→ **PROBLEM REQUIREMENTS**: Copy every record below exactly as it appears.

→ **DATA IN THIS EXERCISE**:
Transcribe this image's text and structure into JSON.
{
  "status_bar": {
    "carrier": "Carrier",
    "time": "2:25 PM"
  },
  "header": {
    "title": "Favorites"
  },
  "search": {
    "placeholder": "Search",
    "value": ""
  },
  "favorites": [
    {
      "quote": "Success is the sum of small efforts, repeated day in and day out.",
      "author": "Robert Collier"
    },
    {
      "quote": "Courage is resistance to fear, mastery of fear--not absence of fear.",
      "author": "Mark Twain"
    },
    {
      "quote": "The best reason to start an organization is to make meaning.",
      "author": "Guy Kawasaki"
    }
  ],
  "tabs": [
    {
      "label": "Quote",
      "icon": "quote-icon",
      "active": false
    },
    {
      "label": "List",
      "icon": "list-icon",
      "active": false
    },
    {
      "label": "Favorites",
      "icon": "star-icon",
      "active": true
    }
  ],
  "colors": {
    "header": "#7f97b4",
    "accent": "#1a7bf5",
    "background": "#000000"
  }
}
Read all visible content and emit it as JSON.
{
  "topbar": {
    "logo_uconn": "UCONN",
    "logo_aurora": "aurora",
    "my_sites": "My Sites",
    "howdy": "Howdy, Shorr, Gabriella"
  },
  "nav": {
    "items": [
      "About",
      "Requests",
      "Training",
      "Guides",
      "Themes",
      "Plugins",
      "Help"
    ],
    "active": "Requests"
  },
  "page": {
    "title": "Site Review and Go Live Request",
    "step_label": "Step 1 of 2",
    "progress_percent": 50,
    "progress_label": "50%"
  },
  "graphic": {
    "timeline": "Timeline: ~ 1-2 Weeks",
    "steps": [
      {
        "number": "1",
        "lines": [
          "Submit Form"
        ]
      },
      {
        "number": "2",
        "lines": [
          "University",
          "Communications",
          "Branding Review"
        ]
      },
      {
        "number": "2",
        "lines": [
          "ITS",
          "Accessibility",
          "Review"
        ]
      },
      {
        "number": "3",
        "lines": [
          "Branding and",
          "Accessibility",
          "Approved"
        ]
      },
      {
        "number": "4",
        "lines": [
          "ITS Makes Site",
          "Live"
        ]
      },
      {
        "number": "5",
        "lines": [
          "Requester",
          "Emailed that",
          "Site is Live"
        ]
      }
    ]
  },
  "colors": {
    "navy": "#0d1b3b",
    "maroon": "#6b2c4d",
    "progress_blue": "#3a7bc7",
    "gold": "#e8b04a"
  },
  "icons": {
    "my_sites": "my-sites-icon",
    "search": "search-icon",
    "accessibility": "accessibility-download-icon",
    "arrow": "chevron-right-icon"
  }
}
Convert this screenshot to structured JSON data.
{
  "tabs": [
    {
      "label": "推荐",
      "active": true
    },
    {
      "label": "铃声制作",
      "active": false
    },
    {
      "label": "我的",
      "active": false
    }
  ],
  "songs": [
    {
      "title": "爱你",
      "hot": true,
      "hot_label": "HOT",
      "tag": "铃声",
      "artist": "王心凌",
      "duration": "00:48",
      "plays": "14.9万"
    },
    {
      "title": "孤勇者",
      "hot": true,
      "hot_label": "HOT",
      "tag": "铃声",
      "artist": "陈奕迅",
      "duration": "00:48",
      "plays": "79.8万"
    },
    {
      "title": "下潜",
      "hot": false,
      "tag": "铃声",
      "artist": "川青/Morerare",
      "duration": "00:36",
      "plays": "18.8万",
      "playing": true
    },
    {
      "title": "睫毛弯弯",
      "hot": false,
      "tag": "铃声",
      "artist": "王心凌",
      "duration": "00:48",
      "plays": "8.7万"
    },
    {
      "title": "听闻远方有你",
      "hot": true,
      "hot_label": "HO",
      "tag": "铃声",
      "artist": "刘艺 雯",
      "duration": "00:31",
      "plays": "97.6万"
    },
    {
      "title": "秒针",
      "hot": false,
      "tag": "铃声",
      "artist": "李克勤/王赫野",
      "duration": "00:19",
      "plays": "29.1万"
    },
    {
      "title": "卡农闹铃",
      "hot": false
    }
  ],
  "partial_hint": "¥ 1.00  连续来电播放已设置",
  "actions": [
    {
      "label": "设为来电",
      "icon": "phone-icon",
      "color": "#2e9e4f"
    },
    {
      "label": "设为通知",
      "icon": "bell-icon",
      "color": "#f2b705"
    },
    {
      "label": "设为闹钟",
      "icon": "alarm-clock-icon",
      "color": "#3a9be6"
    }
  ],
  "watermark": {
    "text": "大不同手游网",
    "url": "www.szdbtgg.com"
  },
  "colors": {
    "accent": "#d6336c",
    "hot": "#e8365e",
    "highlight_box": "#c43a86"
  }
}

→ **COMPLETED EXERCISE**:
Transcribe this image's text and structure into JSON.
{
  "status_bar": {
    "carrier": "Carrier",
    "time": "2:25 PM"
  },
  "header": {
    "title": "Favorites"
  },
  "search": {
    "placeholder": "Search",
    "value": ""
  },
  "favorites": [
    {
      "quote": "Success is the sum of small efforts, repeated day in and day out.",
      "author": "Robert Collier"
    },
    {
      "quote": "Courage is resistance to fear, mastery of fear--not absence of fear.",
      "author": "Mark Twain"
    },
    {
      "quote": "The best reason to start an organization is to make meaning.",
      "author": "Guy Kawasaki"
    }
  ],
  "tabs": [
    {
      "label": "Quote",
      "icon": "quote-icon",
      "active": false
    },
    {
      "label": "List",
      "icon": "list-icon",
      "active": false
    },
    {
      "label": "Favorites",
      "icon": "star-icon",
      "active": true
    }
  ],
  "colors": {
    "header": "#7f97b4",
    "accent": "#1a7bf5",
    "background": "#000000"
  }
}
Read all visible content and emit it as JSON.
{
  "topbar": {
    "logo_uconn": "UCONN",
    "logo_aurora": "aurora",
    "my_sites": "My Sites",
    "howdy": "Howdy, Shorr, Gabriella"
  },
  "nav": {
    "items": [
      "About",
      "Requests",
      "Training",
      "Guides",
      "Themes",
      "Plugins",
      "Help"
    ],
    "active": "Requests"
  },
  "page": {
    "title": "Site Review and Go Live Request",
    "step_label": "Step 1 of 2",
    "progress_percent": 50,
    "progress_label": "50%"
  },
  "graphic": {
    "timeline": "Timeline: ~ 1-2 Weeks",
    "steps": [
      {
        "number": "1",
        "lines": [
          "Submit Form"
        ]
      },
      {
        "number": "2",
        "lines": [
          "University",
          "Communications",
          "Branding Review"
        ]
      },
      {
        "number": "2",
        "lines": [
          "ITS",
          "Accessibility",
          "Review"
        ]
      },
      {
        "number": "3",
        "lines": [
          "Branding and",
          "Accessibility",
          "Approved"
        ]
      },
      {
        "number": "4",
        "lines": [
          "ITS Makes Site",
          "Live"
        ]
      },
      {
        "number": "5",
        "lines": [
          "Requester",
          "Emailed that",
          "Site is Live"
        ]
      }
    ]
  },
  "colors": {
    "navy": "#0d1b3b",
    "maroon": "#6b2c4d",
    "progress_blue": "#3a7bc7",
    "gold": "#e8b04a"
  },
  "icons": {
    "my_sites": "my-sites-icon",
    "search": "search-icon",
    "accessibility": "accessibility-download-icon",
    "arrow": "chevron-right-icon"
  }
}
Convert this screenshot to structured JSON data.
{
  "tabs": [
    {
      "label": "推荐",
      "active": true
    },
    {
      "label": "铃声制作",
      "active": false
    },
    {
      "label": "我的",
      "active": false
    }
  ],
  "songs": [
    {
      "title": "爱你",
      "hot": true,
      "hot_label": "HOT",
      "tag": "铃声",
      "artist": "王心凌",
      "duration": "00:48",
      "plays": "14.9万"
    },
    {
      "title": "孤勇者",
      "hot": true,
      "hot_label": "HOT",
      "tag": "铃声",
      "artist": "陈奕迅",
      "duration": "00:48",
      "plays": "79.8万"
    },
    {
      "title": "下潜",
      "hot": false,
      "tag": "铃声",
      "artist": "川青/Morerare",
      "duration": "00:36",
      "plays": "18.8万",
      "playing": true
    },
    {
      "title": "睫毛弯弯",
      "hot": false,
      "tag": "铃声",
      "artist": "王心凌",
      "duration": "00:48",
      "plays": "8.7万"
    },
    {
      "title": "听闻远方有你",
      "hot": true,
      "hot_label": "HO",
      "tag": "铃声",
      "artist": "刘艺 雯",
      "duration": "00:31",
      "plays": "97.6万"
    },
    {
      "title": "秒针",
      "hot": false,
      "tag": "铃声",
      "artist": "李克勤/王赫野",
      "duration": "00:19",
      "plays": "29.1万"
    },
    {
      "title": "卡农闹铃",
      "hot": false
    }
  ],
  "partial_hint": "¥ 1.00  连续来电播放已设置",
  "actions": [
    {
      "label": "设为来电",
      "icon": "phone-icon",
      "color": "#2e9e4f"
    },
    {
      "label": "设为通知",
      "icon": "bell-icon",
      "color": "#f2b705"
    },
    {
      "label": "设为闹钟",
      "icon": "alarm-clock-icon",
      "color": "#3a9be6"
    }
  ],
  "watermark": {
    "text": "大不同手游网",
    "url": "www.szdbtgg.com"
  },
  "colors": {
    "accent": "#d6336c",
    "hot": "#e8365e",
    "highlight_box": "#c43a86"
  }
}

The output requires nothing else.